Westminster Seminary California is very happy to begin the year-long birthday bash for our favorite Reformer, John Calvin (1509-1564). We’re doing so with a conference 16-17 January, on the WSC campus, Calvin’s Legacy: Reforming the Church Today.
At the Reformed Reader.
Iain Campbell explains the importance and even the necessity of the second service.
This question arises on the PB. I reply: Well, as I argue in RRC, there’s a strong case to be made from Scripture and the confession (defined broadly and narrowly) that, in Reformed theology, the public “means of grace” (the “due use . . . Continue reading →
It’s volume 1 in the Classic Reformed Theology series. Thanks to Todd, Jay, Joel, and to the editorial committee for their work toward getting this series off the ground. Stay tuned for more details about the next two volumes, which are already . . . Continue reading →
At the Reformed Reader.
One of the most persistent caricatures of Reformed orthodoxy is that it was (and remains) a lifeless, dead orthodoxy. Apparently some enthusiastic supporters of the so-called (self-described) “New Covenant” theology have taken up this view as a way of contrasting the piety . . . Continue reading →
At Sacramental Piety. To order your copy of the book click on the icon (some icons are okay for some things!).
Jon Moersch has an excellent post on the necessity and benefits of prayer.
One of the earliest and most rhetorically powerful charges made by the proponents of the eighteenth-century (colonial) revivals was that their critics were either unregenerate or impious. Religious experience is usually defined by proponents of revival as being composed of certain religious . . . Continue reading →
Thanks to Jeff Downs and the folks at GPTS for posting these: The Psalms and Contemporary Worship Calvin and the Worship of God
Paul Helm wrote a very interesting critique of Edwards, one with which the HB has some sympathy. Sean Lucas replied by arguing that Helm had read too much into the noun “affections.” Helm has replied to Lucas by arguing that, in Edwards . . . Continue reading →
Wikipedia, that ubiquitous source of unimpeachable scholarship, defines “consolation” as “something of value, when one fails to get something of higher value….” That is precisely the opposite of what John Calvin (1509–64) meant by “consolation.”For Calvin, the consolation that Christ gives to . . . Continue reading →

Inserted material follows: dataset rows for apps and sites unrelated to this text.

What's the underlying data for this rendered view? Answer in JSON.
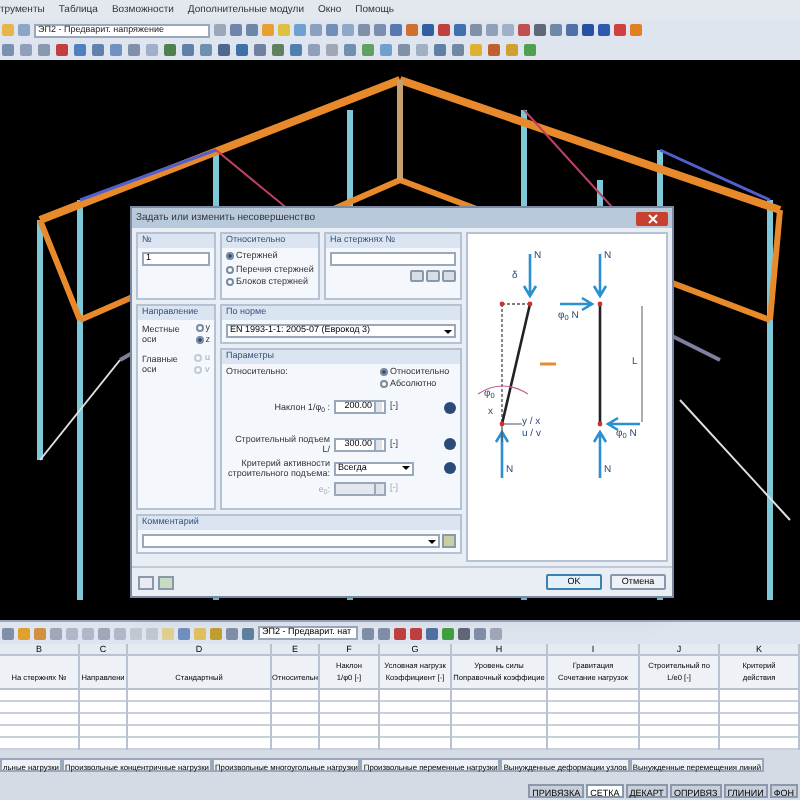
{
  "menu": [
    "трументы",
    "Таблица",
    "Возможности",
    "Дополнительные модули",
    "Окно",
    "Помощь"
  ],
  "toolbar": {
    "load_case": "ЭП2 - Предварит. напряжение"
  },
  "dialog": {
    "title": "Задать или изменить несовершенство",
    "number": {
      "label": "№",
      "value": "1"
    },
    "relative_to": {
      "label": "Относительно",
      "options": [
        {
          "label": "Стержней",
          "selected": true
        },
        {
          "label": "Перечня стержней",
          "selected": false
        },
        {
          "label": "Блоков стержней",
          "selected": false
        }
      ]
    },
    "on_members": {
      "label": "На стержнях №"
    },
    "direction": {
      "label": "Направление",
      "groups": [
        {
          "label": "Местные оси",
          "options": [
            {
              "label": "y",
              "selected": false,
              "disabled": false
            },
            {
              "label": "z",
              "selected": true,
              "disabled": false
            }
          ]
        },
        {
          "label": "Главные оси",
          "options": [
            {
              "label": "u",
              "selected": false,
              "disabled": true
            },
            {
              "label": "v",
              "selected": false,
              "disabled": true
            }
          ]
        }
      ]
    },
    "code": {
      "label": "По норме",
      "value": "EN 1993-1-1: 2005-07 (Еврокод 3)"
    },
    "parameters": {
      "label": "Параметры",
      "relative_label": "Относительно:",
      "options": [
        {
          "label": "Относительно",
          "selected": true
        },
        {
          "label": "Абсолютно",
          "selected": false
        }
      ],
      "fields": [
        {
          "kind": "spin",
          "label": "Наклон 1/φ$_{0}$ :",
          "value": "200.00",
          "unit": "[-]",
          "disabled": false
        },
        {
          "kind": "spin",
          "label": "Строительный подъем L/",
          "value": "300.00",
          "unit": "[-]",
          "disabled": false
        },
        {
          "kind": "select",
          "label": "Критерий активности строительного подъема:",
          "value": "Всегда",
          "disabled": false
        },
        {
          "kind": "spin",
          "label": "e$_{0}$:",
          "unit": "[-]",
          "disabled": true
        }
      ]
    },
    "comment": {
      "label": "Комментарий"
    },
    "buttons": [
      {
        "label": "OK",
        "default": true
      },
      {
        "label": "Отмена",
        "default": false
      }
    ],
    "diagram": {
      "labels": [
        "δ",
        "N",
        "N",
        "φ$_{0}$ N",
        "L",
        "φ$_{0}$",
        "x",
        "y / x",
        "u / v",
        "N",
        "φ$_{0}$ N",
        "N"
      ]
    }
  },
  "table": {
    "load_case": "ЭП2 - Предварит. нат",
    "columns": [
      {
        "letter": "B",
        "lines": [
          "На стержнях №"
        ]
      },
      {
        "letter": "C",
        "lines": [
          "Направлени"
        ]
      },
      {
        "letter": "D",
        "lines": [
          "Стандартный"
        ]
      },
      {
        "letter": "E",
        "lines": [
          "Относительн"
        ]
      },
      {
        "letter": "F",
        "lines": [
          "Наклон",
          "1/φ0 [-]"
        ]
      },
      {
        "letter": "G",
        "lines": [
          "Условная нагрузк",
          "Коэффициент [-]"
        ]
      },
      {
        "letter": "H",
        "lines": [
          "Уровень силы",
          "Поправочный коэффицие"
        ]
      },
      {
        "letter": "I",
        "lines": [
          "Гравитация",
          "Сочетание нагрузок"
        ]
      },
      {
        "letter": "J",
        "lines": [
          "Строительный по",
          "L/e0 [-]"
        ]
      },
      {
        "letter": "K",
        "lines": [
          "Критерий",
          "действия"
        ]
      }
    ]
  },
  "sheet_tabs": [
    "льные нагрузки",
    "Произвольные концентричные нагрузки",
    "Произвольные многоугольные нагрузки",
    "Произвольные переменные нагрузки",
    "Вынужденные деформации узлов",
    "Вынужденные перемещения линий"
  ],
  "status_bar": [
    {
      "label": "ПРИВЯЗКА",
      "on": false
    },
    {
      "label": "СЕТКА",
      "on": true
    },
    {
      "label": "ДЕКАРТ",
      "on": false
    },
    {
      "label": "ОПРИВЯЗ",
      "on": false
    },
    {
      "label": "ГЛИНИИ",
      "on": false
    },
    {
      "label": "ФОН",
      "on": false
    }
  ]
}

II. His Theology of Consolation (1559 Institutes) In the previous installment we looked at the way Calvin read Paul’s epistles and how he drew from them a doctrine of consolation, of God’s presence with his people in Christ, by the Spirit, in . . . Continue reading →
Part 3: His Theology of Consolation in The Institutes. III. Consolation and Pastoral Ministry For Calvin, christian consolation is not only a theological reality but it is also the result of good pastoral practice. Christians often fail to appropriate the consolation they . . . Continue reading →
Part 4: Consolation And Pastoral Ministry IV. Consolation Preached In part one of this series we considered Calvin’s interpretation of several biblical passages on consolation. In part two we looked at how he harvested a theology of consolation from his exegetical work. . . . Continue reading →
The musical instruments he mentions pertained to the time of instruction.1 Nor should we stupidly imitate a practice which was proper only for God’s old [covenant] people…. They were for use under the legal cult.2 John Calvin, From his commentary on Ps . . . Continue reading →
The Directory FOR The Publick Worship of God CHARLES I. Parl. 3. Sess. 5. An ACT of the PARLIAMENT of the KINGDOM of SCOTLAND, approving and establishing the DIRECTORY for Publick Worship. AT EDINBURGH, February 6, 1645. THE Estates of Parliament now convened, . . . Continue reading →
14. Still there was nothing with the Fathers less intended than to establish that kind of perfection which was afterwards fabricated by cowled monks, in order to rear up a species of double Christianity. For as yet the sacreligious dogma was not . . . Continue reading →
“The Lord loveth the gates of Zion more than all the dwellings of Jacob.”—Ps 87:2 THAT we may apprehend the meaning of these words, and so thereupon raise some edifying observation, we must inquire into the reason why the Lord is said . . . Continue reading →